They scraped together the cash and when the funeral home refused to provide a receipt, they asked the hotel desk clerk to witness the transaction.
The next day, they called the U.S. Consulate, which intervened along with an apologetic hotel manager.
Nevertheless, the funeral home was several hours late for a meeting, and in a surreal moment in a cafe, the man from the funeral home, while holding Wiscombe’s ashes, said, “There was a problem with the cremation,” she recalled. Although she never got the details, she eventually worked out a final, firm price — $2,500 — and was able to fly home with the urn on her original ticket, three days after her father’s death.
But there was another problem: The autopsy report and death certificate were in Spanish, complicating the paperwork for her father’s estate. Her insurance agent set up a FedEx account to facilitate getting the paperwork from Mexico and the consulate eventually sent an English Certificate of Death Abroad, but she gave up trying to get English copies of the police and autopsy reports.
Ludwig, a student and waitress, believes her father flipped over a low third-floor balcony railing when he took a wrong turn after a night of celebrating following her wedding this past May.
Those who choose to send back a body face other challenges.
“The body has to be embalmed and in a sealed container and a shipping crate,” said Carol Williams, executive director for the National Funeral Directors and Morticians Association, based in Atlanta.
She said usually a bereaved family will contact their funeral home of choice, and it will then call the consulate for the country where the person died to determine that country’s requirements. The funeral home can also make the transportation arrangements for the body.
Pricing should be available within 24 hours, she said. Cremation is more economical, as repatriating and flying a body can cost thousands of dollars.
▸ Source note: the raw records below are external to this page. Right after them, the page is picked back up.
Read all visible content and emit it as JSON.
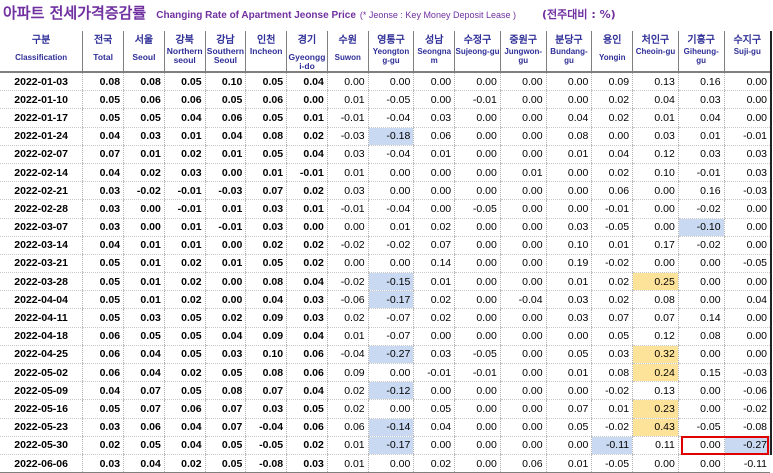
{
  "title": {
    "korean": "아파트 전세가격증감률",
    "english": "Changing Rate of Apartment Jeonse Price",
    "note": "(* Jeonse : Key Money Deposit Lease )",
    "unit": "(전주대비 : %)"
  },
  "columns": [
    {
      "ko": "구분",
      "en": "Classification"
    },
    {
      "ko": "전국",
      "en": "Total"
    },
    {
      "ko": "서울",
      "en": "Seoul"
    },
    {
      "ko": "강북",
      "en": "Northern seoul"
    },
    {
      "ko": "강남",
      "en": "Southern Seoul"
    },
    {
      "ko": "인천",
      "en": "Incheon"
    },
    {
      "ko": "경기",
      "en": "Gyeongg i-do"
    },
    {
      "ko": "수원",
      "en": "Suwon"
    },
    {
      "ko": "영통구",
      "en": "Yeongton g-gu"
    },
    {
      "ko": "성남",
      "en": "Seongna m"
    },
    {
      "ko": "수정구",
      "en": "Sujeong-gu"
    },
    {
      "ko": "중원구",
      "en": "Jungwon-gu"
    },
    {
      "ko": "분당구",
      "en": "Bundang-gu"
    },
    {
      "ko": "용인",
      "en": "Yongin"
    },
    {
      "ko": "처인구",
      "en": "Cheoin-gu"
    },
    {
      "ko": "기흥구",
      "en": "Giheung-gu"
    },
    {
      "ko": "수지구",
      "en": "Suji-gu"
    }
  ],
  "rows": [
    {
      "date": "2022-01-03",
      "v": [
        "0.08",
        "0.08",
        "0.05",
        "0.10",
        "0.05",
        "0.04",
        "0.00",
        "0.00",
        "0.00",
        "0.00",
        "0.00",
        "0.00",
        "0.09",
        "0.13",
        "0.16",
        "0.00"
      ]
    },
    {
      "date": "2022-01-10",
      "v": [
        "0.05",
        "0.06",
        "0.06",
        "0.05",
        "0.06",
        "0.00",
        "0.01",
        "-0.05",
        "0.00",
        "-0.01",
        "0.00",
        "0.00",
        "0.02",
        "0.04",
        "0.03",
        "0.00"
      ]
    },
    {
      "date": "2022-01-17",
      "v": [
        "0.05",
        "0.05",
        "0.04",
        "0.06",
        "0.05",
        "0.01",
        "-0.01",
        "-0.04",
        "0.03",
        "0.00",
        "0.00",
        "0.04",
        "0.02",
        "0.01",
        "0.04",
        "0.00"
      ]
    },
    {
      "date": "2022-01-24",
      "v": [
        "0.04",
        "0.03",
        "0.01",
        "0.04",
        "0.08",
        "0.02",
        "-0.03",
        "-0.18",
        "0.06",
        "0.00",
        "0.00",
        "0.08",
        "0.00",
        "0.03",
        "0.01",
        "-0.01"
      ]
    },
    {
      "date": "2022-02-07",
      "v": [
        "0.07",
        "0.01",
        "0.02",
        "0.01",
        "0.05",
        "0.04",
        "0.03",
        "-0.04",
        "0.01",
        "0.00",
        "0.00",
        "0.01",
        "0.04",
        "0.12",
        "0.03",
        "0.03"
      ]
    },
    {
      "date": "2022-02-14",
      "v": [
        "0.04",
        "0.02",
        "0.03",
        "0.00",
        "0.01",
        "-0.01",
        "0.01",
        "0.00",
        "0.00",
        "0.00",
        "0.01",
        "0.00",
        "0.02",
        "0.10",
        "-0.01",
        "0.03"
      ]
    },
    {
      "date": "2022-02-21",
      "v": [
        "0.03",
        "-0.02",
        "-0.01",
        "-0.03",
        "0.07",
        "0.02",
        "0.03",
        "0.00",
        "0.00",
        "0.00",
        "0.00",
        "0.00",
        "0.06",
        "0.00",
        "0.16",
        "-0.03"
      ]
    },
    {
      "date": "2022-02-28",
      "v": [
        "0.03",
        "0.00",
        "-0.01",
        "0.01",
        "0.03",
        "0.01",
        "-0.01",
        "-0.04",
        "0.00",
        "-0.05",
        "0.00",
        "0.00",
        "-0.01",
        "0.00",
        "-0.02",
        "0.00"
      ]
    },
    {
      "date": "2022-03-07",
      "v": [
        "0.03",
        "0.00",
        "0.01",
        "-0.01",
        "0.03",
        "0.00",
        "0.00",
        "0.01",
        "0.02",
        "0.00",
        "0.00",
        "0.03",
        "-0.05",
        "0.00",
        "-0.10",
        "0.00"
      ]
    },
    {
      "date": "2022-03-14",
      "v": [
        "0.04",
        "0.01",
        "0.01",
        "0.00",
        "0.02",
        "0.02",
        "-0.02",
        "-0.02",
        "0.07",
        "0.00",
        "0.00",
        "0.10",
        "0.01",
        "0.17",
        "-0.02",
        "0.00"
      ]
    },
    {
      "date": "2022-03-21",
      "v": [
        "0.05",
        "0.01",
        "0.02",
        "0.01",
        "0.05",
        "0.02",
        "0.00",
        "0.00",
        "0.14",
        "0.00",
        "0.00",
        "0.19",
        "-0.02",
        "0.00",
        "0.00",
        "-0.05"
      ]
    },
    {
      "date": "2022-03-28",
      "v": [
        "0.05",
        "0.01",
        "0.02",
        "0.00",
        "0.08",
        "0.04",
        "-0.02",
        "-0.15",
        "0.01",
        "0.00",
        "0.00",
        "0.01",
        "0.02",
        "0.25",
        "0.00",
        "0.00"
      ]
    },
    {
      "date": "2022-04-04",
      "v": [
        "0.05",
        "0.01",
        "0.02",
        "0.00",
        "0.04",
        "0.03",
        "-0.06",
        "-0.17",
        "0.02",
        "0.00",
        "-0.04",
        "0.03",
        "0.02",
        "0.08",
        "0.00",
        "0.04"
      ]
    },
    {
      "date": "2022-04-11",
      "v": [
        "0.05",
        "0.03",
        "0.05",
        "0.02",
        "0.09",
        "0.03",
        "0.02",
        "-0.07",
        "0.02",
        "0.00",
        "0.00",
        "0.03",
        "0.07",
        "0.07",
        "0.14",
        "0.00"
      ]
    },
    {
      "date": "2022-04-18",
      "v": [
        "0.06",
        "0.05",
        "0.05",
        "0.04",
        "0.09",
        "0.04",
        "0.01",
        "-0.07",
        "0.00",
        "0.00",
        "0.00",
        "0.00",
        "0.05",
        "0.12",
        "0.08",
        "0.00"
      ]
    },
    {
      "date": "2022-04-25",
      "v": [
        "0.06",
        "0.04",
        "0.05",
        "0.03",
        "0.10",
        "0.06",
        "-0.04",
        "-0.27",
        "0.03",
        "-0.05",
        "0.00",
        "0.05",
        "0.03",
        "0.32",
        "0.00",
        "0.00"
      ]
    },
    {
      "date": "2022-05-02",
      "v": [
        "0.06",
        "0.04",
        "0.02",
        "0.05",
        "0.08",
        "0.06",
        "0.09",
        "0.00",
        "-0.01",
        "-0.01",
        "0.00",
        "0.01",
        "0.08",
        "0.24",
        "0.15",
        "-0.03"
      ]
    },
    {
      "date": "2022-05-09",
      "v": [
        "0.04",
        "0.07",
        "0.05",
        "0.08",
        "0.07",
        "0.04",
        "0.02",
        "-0.12",
        "0.00",
        "0.00",
        "0.00",
        "0.00",
        "-0.02",
        "0.13",
        "0.00",
        "-0.06"
      ]
    },
    {
      "date": "2022-05-16",
      "v": [
        "0.05",
        "0.07",
        "0.06",
        "0.07",
        "0.03",
        "0.05",
        "0.02",
        "0.00",
        "0.05",
        "0.00",
        "0.00",
        "0.07",
        "0.01",
        "0.23",
        "0.00",
        "-0.02"
      ]
    },
    {
      "date": "2022-05-23",
      "v": [
        "0.03",
        "0.06",
        "0.04",
        "0.07",
        "-0.04",
        "0.06",
        "0.06",
        "-0.14",
        "0.04",
        "0.00",
        "0.00",
        "0.05",
        "-0.02",
        "0.43",
        "-0.05",
        "-0.08"
      ]
    },
    {
      "date": "2022-05-30",
      "v": [
        "0.02",
        "0.05",
        "0.04",
        "0.05",
        "-0.05",
        "0.02",
        "0.01",
        "-0.17",
        "0.00",
        "0.00",
        "0.00",
        "0.00",
        "-0.11",
        "0.11",
        "0.00",
        "-0.27"
      ]
    },
    {
      "date": "2022-06-06",
      "v": [
        "0.03",
        "0.04",
        "0.02",
        "0.05",
        "-0.08",
        "0.03",
        "0.01",
        "0.00",
        "0.02",
        "0.00",
        "0.06",
        "0.01",
        "-0.05",
        "0.00",
        "0.00",
        "-0.11"
      ]
    }
  ],
  "highlights": {
    "blue": [
      [
        3,
        7
      ],
      [
        8,
        14
      ],
      [
        11,
        7
      ],
      [
        12,
        7
      ],
      [
        15,
        7
      ],
      [
        17,
        7
      ],
      [
        19,
        7
      ],
      [
        20,
        7
      ],
      [
        20,
        12
      ],
      [
        20,
        15
      ]
    ],
    "yellow": [
      [
        11,
        13
      ],
      [
        15,
        13
      ],
      [
        16,
        13
      ],
      [
        18,
        13
      ],
      [
        19,
        13
      ]
    ]
  },
  "colors": {
    "title": "#7030a0",
    "header": "#2f2f98",
    "blue_cell": "#c9d9f1",
    "yellow_cell": "#fde29a",
    "callout": "#e00000"
  }
}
She advises people to make sure they have travel insurance.
“With that insurance, it will provide the funds to get that body home,” she explained.
Williams said funeral directors in St. Maarten, a Caribbean island popular with cruise ships, once told her that they were frequently involved in returning the remains of passengers who died on vacation.
“Especially now because people are traveling more, they are older, retired and some of them have health conditions,” she said.
Tullia Marcolongo, director of programs and development in for the International Association for Medical Assistance to Travellers, said she believes people traveling may be reluctant to seek medical help for ailments they perceive as minor.
“They don’t want to interrupt their trip schedule. There is a perceived lack of time,” she said from her office in Niagara, N.Y. She said people may not want to wait in a foreign emergency room, or ask for help navigating an unfamiliar health system.
The reluctance “may be amplified with the language issue,” she said.
She cited a new study published by the Centers for Disease Control and Prevention that examined traveler habits from 2000 to 2010 and found that 50 percent of 940 million international tourists became ill, but only 8 percent sought medical care during or after their trip.
Gandolfini died of a heart attack at the age of 51 on June 19 while on a trip to Italy.
When someone dies abroad, “It can be devastation for a family,” said Williams. “Especially trying to deal with the loss and the expense.”Copyright © 2014 Paddock Publications, Inc. All rights reserved.